**Recorded information**
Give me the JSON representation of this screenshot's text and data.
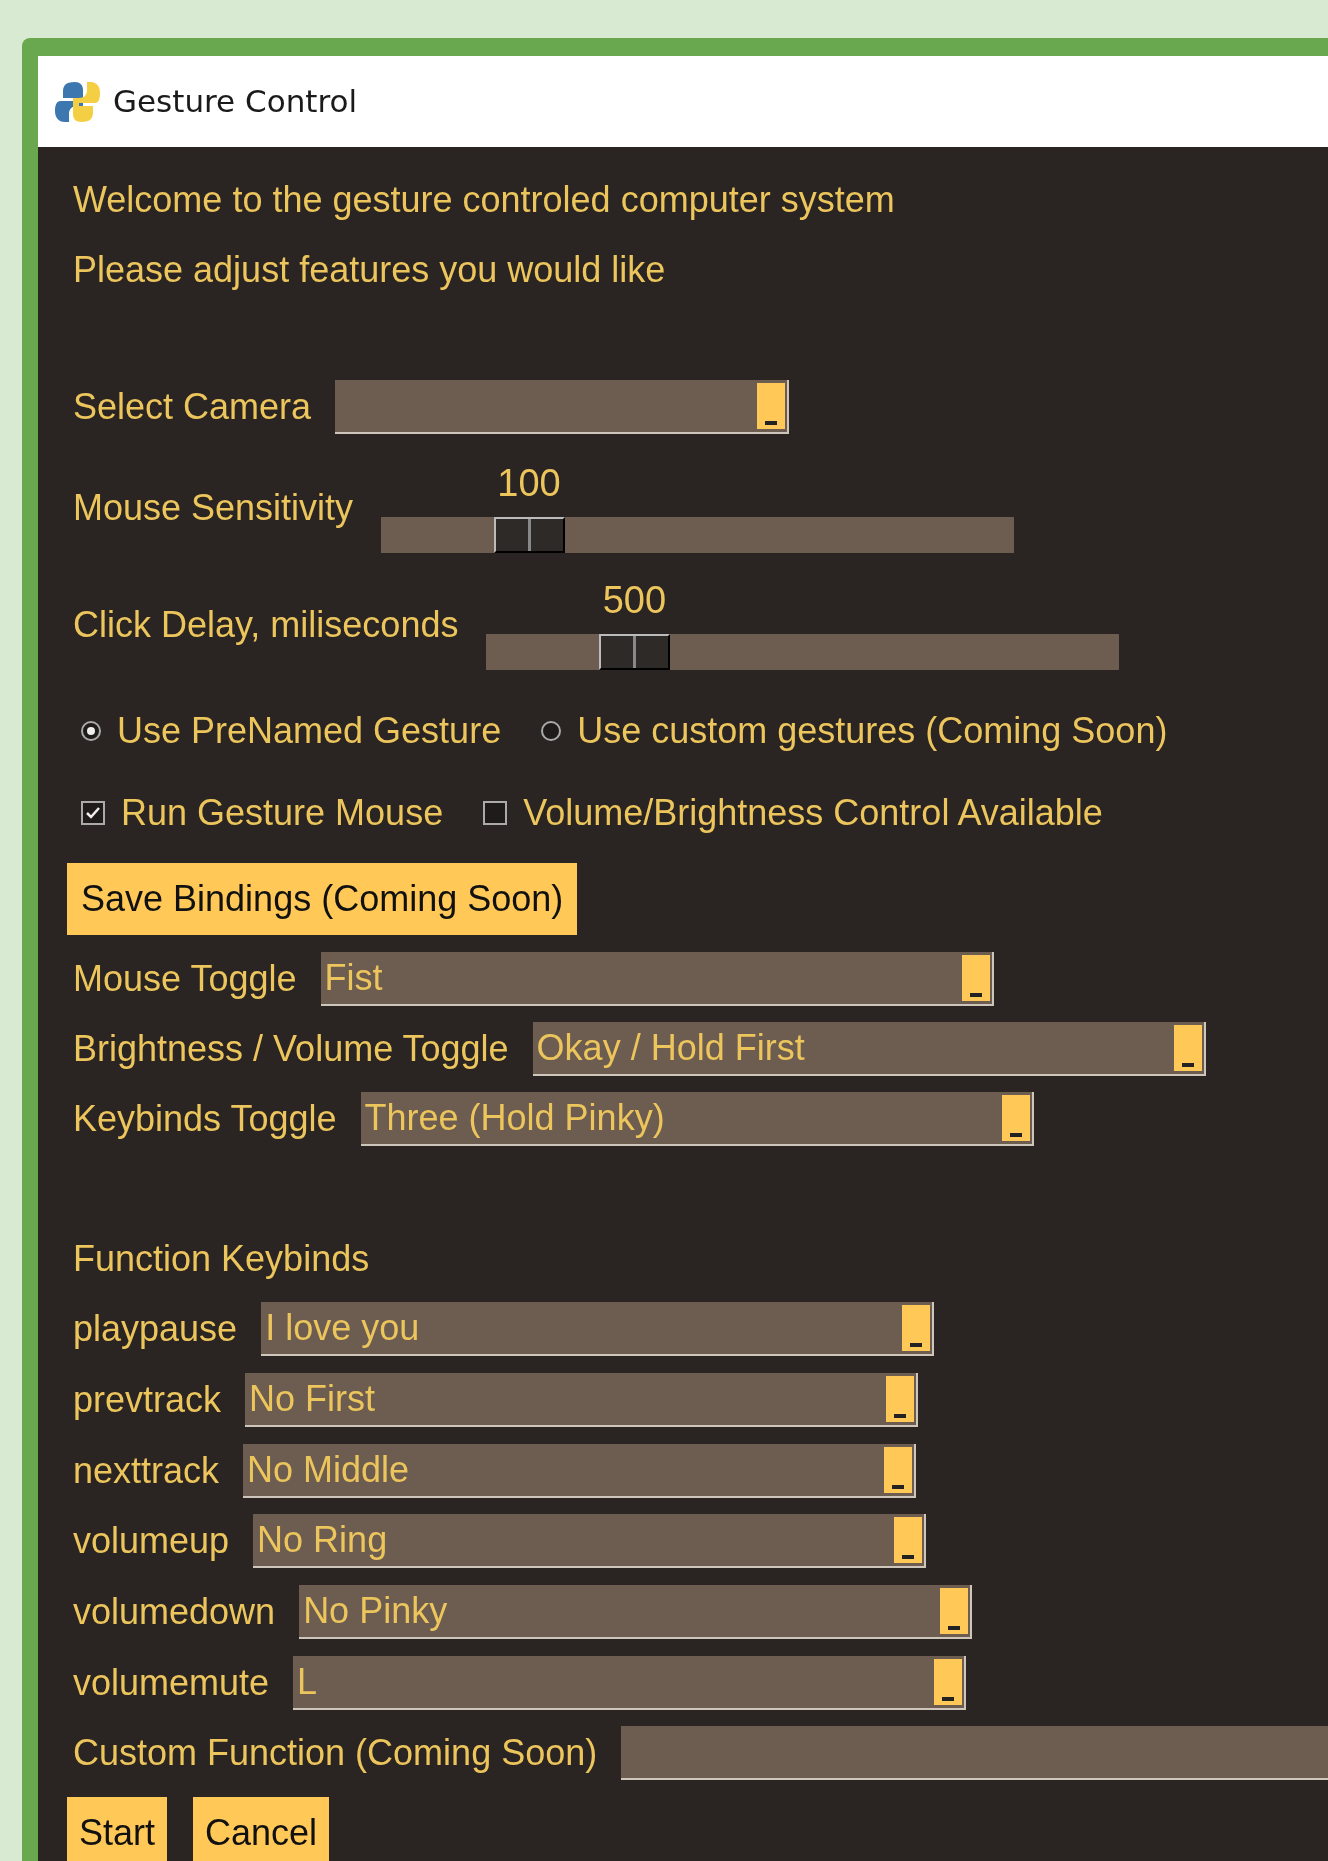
{
  "window": {
    "title": "Gesture Control"
  },
  "intro": [
    "Welcome to the gesture controled computer system",
    "Please adjust features you would like"
  ],
  "camera": {
    "label": "Select Camera"
  },
  "sliders": [
    {
      "label": "Mouse Sensitivity",
      "reading": "100",
      "level": 0.2
    },
    {
      "label": "Click Delay, miliseconds",
      "reading": "500",
      "level": 0.2
    }
  ],
  "radios": [
    {
      "label": "Use PreNamed Gesture",
      "selected": true
    },
    {
      "label": "Use custom gestures (Coming Soon)",
      "selected": false
    }
  ],
  "checkboxes": [
    {
      "label": "Run Gesture Mouse",
      "checked": true
    },
    {
      "label": "Volume/Brightness Control Available",
      "checked": false
    }
  ],
  "save_button": "Save Bindings (Coming Soon)",
  "toggles": [
    {
      "label": "Mouse Toggle",
      "value": "Fist"
    },
    {
      "label": "Brightness / Volume Toggle",
      "value": "Okay / Hold First"
    },
    {
      "label": "Keybinds Toggle",
      "value": "Three (Hold Pinky)"
    }
  ],
  "function_keybinds": {
    "heading": "Function Keybinds",
    "rows": [
      {
        "label": "playpause",
        "value": "I love you"
      },
      {
        "label": "prevtrack",
        "value": "No First"
      },
      {
        "label": "nexttrack",
        "value": "No Middle"
      },
      {
        "label": "volumeup",
        "value": "No Ring"
      },
      {
        "label": "volumedown",
        "value": "No Pinky"
      },
      {
        "label": "volumemute",
        "value": "L"
      }
    ]
  },
  "custom_function": {
    "label": "Custom Function (Coming Soon)"
  },
  "buttons": [
    "Start",
    "Cancel"
  ]
}
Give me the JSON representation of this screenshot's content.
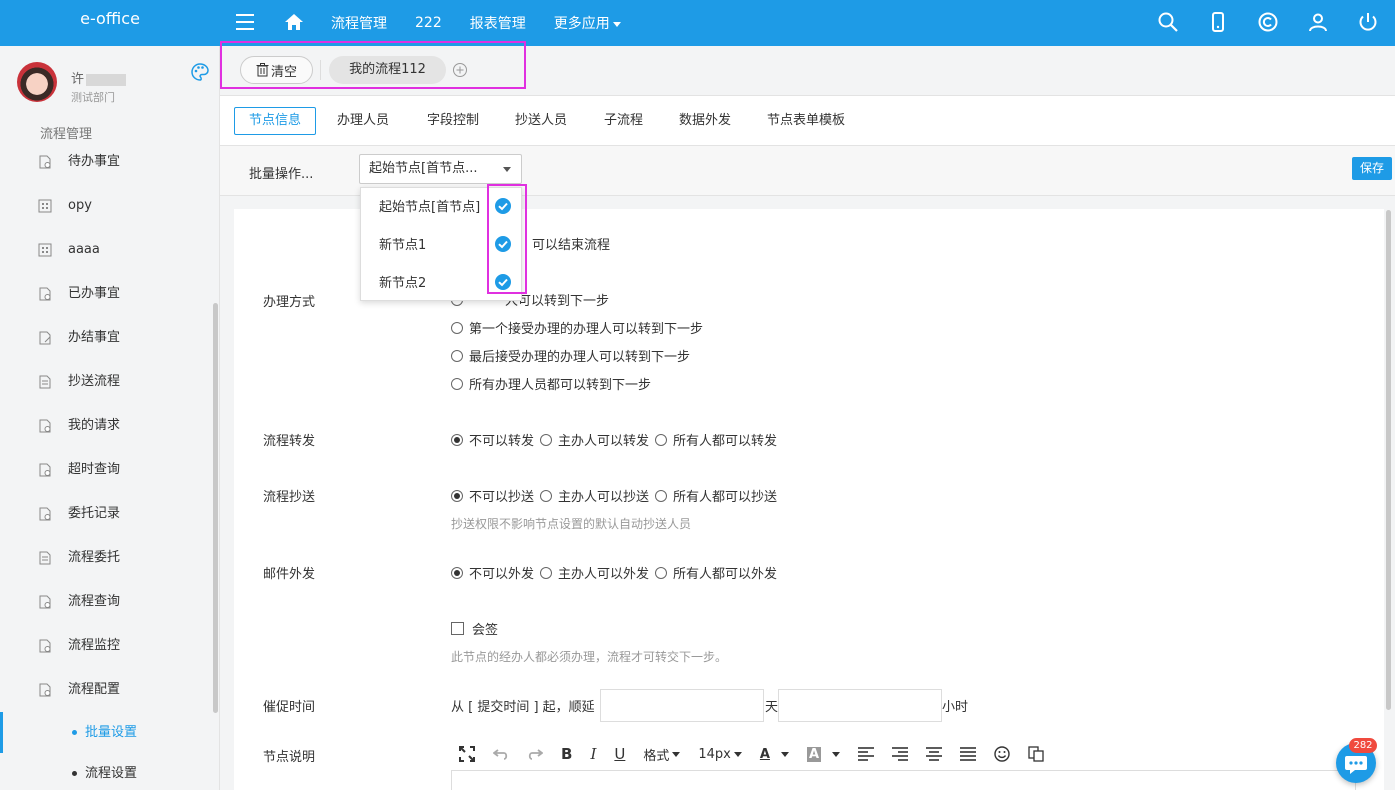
{
  "topbar": {
    "brand": "e-office",
    "nav": [
      "流程管理",
      "222",
      "报表管理",
      "更多应用"
    ],
    "icons": [
      "search-icon",
      "mobile-icon",
      "copyright-icon",
      "user-icon",
      "power-icon"
    ]
  },
  "user": {
    "name_prefix": "许",
    "department": "测试部门"
  },
  "sidebar": {
    "section": "流程管理",
    "items": [
      "待办事宜",
      "opy",
      "aaaa",
      "已办事宜",
      "办结事宜",
      "抄送流程",
      "我的请求",
      "超时查询",
      "委托记录",
      "流程委托",
      "流程查询",
      "流程监控",
      "流程配置"
    ],
    "sub_items": [
      "批量设置",
      "流程设置"
    ],
    "active_sub": "批量设置"
  },
  "tabs": {
    "clear_label": "清空",
    "flow_tab": "我的流程112"
  },
  "subtabs": [
    "节点信息",
    "办理人员",
    "字段控制",
    "抄送人员",
    "子流程",
    "数据外发",
    "节点表单模板"
  ],
  "batch": {
    "label": "批量操作...",
    "selected": "起始节点[首节点...",
    "save": "保存",
    "options": [
      "起始节点[首节点]",
      "新节点1",
      "新节点2"
    ]
  },
  "form": {
    "end_flow_partial": "可以结束流程",
    "handle_label": "办理方式",
    "handle_options": [
      "只有主办人可以转到下一步",
      "第一个接受办理的办理人可以转到下一步",
      "最后接受办理的办理人可以转到下一步",
      "所有办理人员都可以转到下一步"
    ],
    "handle_visible_partial": "人可以转到下一步",
    "forward_label": "流程转发",
    "forward_options": [
      "不可以转发",
      "主办人可以转发",
      "所有人都可以转发"
    ],
    "cc_label": "流程抄送",
    "cc_options": [
      "不可以抄送",
      "主办人可以抄送",
      "所有人都可以抄送"
    ],
    "cc_hint": "抄送权限不影响节点设置的默认自动抄送人员",
    "mail_label": "邮件外发",
    "mail_options": [
      "不可以外发",
      "主办人可以外发",
      "所有人都可以外发"
    ],
    "countersign": "会签",
    "countersign_hint": "此节点的经办人都必须办理，流程才可转交下一步。",
    "urge_label": "催促时间",
    "urge_prefix": "从 [ 提交时间 ] 起，顺延",
    "urge_day": "天",
    "urge_hour": "小时",
    "desc_label": "节点说明"
  },
  "editor": {
    "format": "格式",
    "size": "14px"
  },
  "chat": {
    "badge": "282"
  }
}
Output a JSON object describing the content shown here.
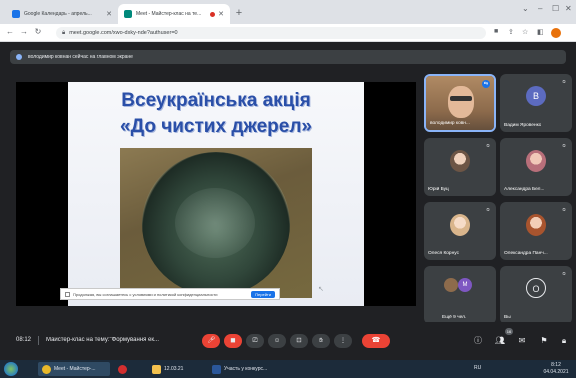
{
  "browser": {
    "tabs": [
      {
        "title": "Google Календарь - апрель...",
        "icon": "google-calendar-icon",
        "color": "#1a73e8"
      },
      {
        "title": "Meet - Майстер-клас на те...",
        "icon": "google-meet-icon",
        "color": "#00897b"
      }
    ],
    "new_tab_symbol": "+",
    "url": "meet.google.com/xwo-dxky-nde?authuser=0"
  },
  "meet": {
    "banner_text": "володимир ковнан сейчас на главном экране",
    "slide": {
      "title_line1": "Всеукраїнська акція",
      "title_line2": "«До чистих джерел»",
      "recaptcha_text": "Продолжая, вы соглашаетесь с условиями и политикой конфиденциальности",
      "recaptcha_button": "Перейти"
    },
    "participants": [
      {
        "name": "володимир ковн...",
        "type": "video",
        "self": true
      },
      {
        "name": "Вадим Яровенко",
        "type": "letter",
        "letter": "В",
        "avatar_color": "#5c6bc0"
      },
      {
        "name": "Юрій Буц",
        "type": "photo",
        "avatar_color": "#c9a48a"
      },
      {
        "name": "Александра Бел...",
        "type": "photo",
        "avatar_color": "#b86f7a"
      },
      {
        "name": "Олеся Корнус",
        "type": "photo",
        "avatar_color": "#d9b58c"
      },
      {
        "name": "Олександра Панч...",
        "type": "photo",
        "avatar_color": "#a8542e"
      },
      {
        "name": "Ещё 9 чел.",
        "type": "group",
        "letter": "М"
      },
      {
        "name": "Вы",
        "type": "letter",
        "letter": "О",
        "avatar_color": "#e8eaed"
      }
    ],
    "bottom": {
      "clock": "08:12",
      "meeting_title": "Майстер-клас на тему:\"Формування ек...",
      "participant_count": "16"
    },
    "colors": {
      "accent_red": "#ea4335",
      "control_bg": "#3c4043",
      "bg": "#202124"
    }
  },
  "taskbar": {
    "items": [
      {
        "label": "Meet - Майстер-...",
        "icon": "chrome-icon",
        "color": "#e8b82a"
      },
      {
        "label": "",
        "icon": "opera-icon",
        "color": "#d32f2f"
      },
      {
        "label": "12.03.21",
        "icon": "folder-icon",
        "color": "#f2c14e"
      },
      {
        "label": "Участь у конкурс...",
        "icon": "word-icon",
        "color": "#2b579a"
      }
    ],
    "tray": "RU",
    "time": "8:12",
    "date": "04.04.2021"
  }
}
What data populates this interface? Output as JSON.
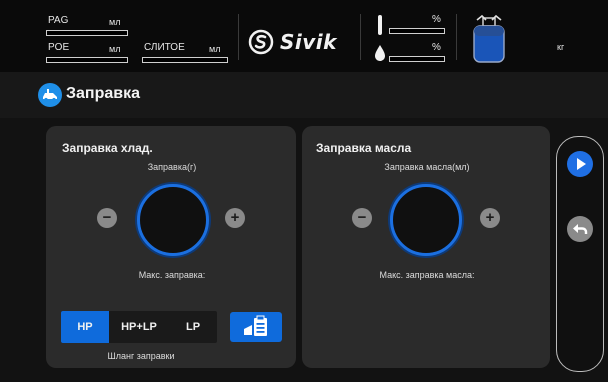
{
  "header": {
    "pag_label": "PAG",
    "pag_unit": "мл",
    "poe_label": "POE",
    "poe_unit": "мл",
    "drain_label": "СЛИТОЕ",
    "drain_unit": "мл",
    "logo_text": "Sivik",
    "pct_top": "%",
    "pct_bottom": "%",
    "tank_unit": "кг"
  },
  "page_title": "Заправка",
  "refrigerant": {
    "title": "Заправка хлад.",
    "amount_label": "Заправка(г)",
    "max_label": "Макс. заправка:",
    "hose_options": [
      "HP",
      "HP+LP",
      "LP"
    ],
    "hose_selected": "HP",
    "hose_caption": "Шланг заправки"
  },
  "oil": {
    "title": "Заправка масла",
    "amount_label": "Заправка масла(мл)",
    "max_label": "Макс. заправка масла:"
  },
  "colors": {
    "accent": "#0f6bdc",
    "panel": "#2b2b2b",
    "ring": "#1b6fe0"
  },
  "icons": {
    "title_icon": "car-service-icon",
    "play": "play-icon",
    "back": "back-arrow-icon"
  }
}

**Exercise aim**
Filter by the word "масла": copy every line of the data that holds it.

**Worked solution**
    "title": "Заправка масла",
    "amount_label": "Заправка масла(мл)",
    "max_label": "Макс. заправка масла:"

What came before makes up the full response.